Task objective >>
Read through the lines below and copy the ones holding the string "icon".

Element data from apps and pages
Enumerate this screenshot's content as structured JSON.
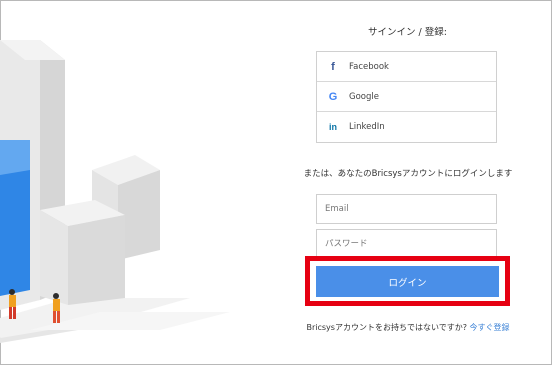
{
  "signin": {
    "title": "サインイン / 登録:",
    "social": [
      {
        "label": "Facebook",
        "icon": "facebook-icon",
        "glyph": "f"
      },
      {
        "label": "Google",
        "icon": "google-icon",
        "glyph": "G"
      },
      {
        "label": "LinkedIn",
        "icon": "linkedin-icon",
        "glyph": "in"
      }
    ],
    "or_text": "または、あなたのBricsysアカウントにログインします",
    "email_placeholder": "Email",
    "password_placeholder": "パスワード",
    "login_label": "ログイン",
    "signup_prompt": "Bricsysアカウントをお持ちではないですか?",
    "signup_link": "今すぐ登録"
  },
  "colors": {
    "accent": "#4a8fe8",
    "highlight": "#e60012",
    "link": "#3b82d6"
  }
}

Answer box >>
        "icon": "facebook-icon",
        "icon": "google-icon",
        "icon": "linkedin-icon",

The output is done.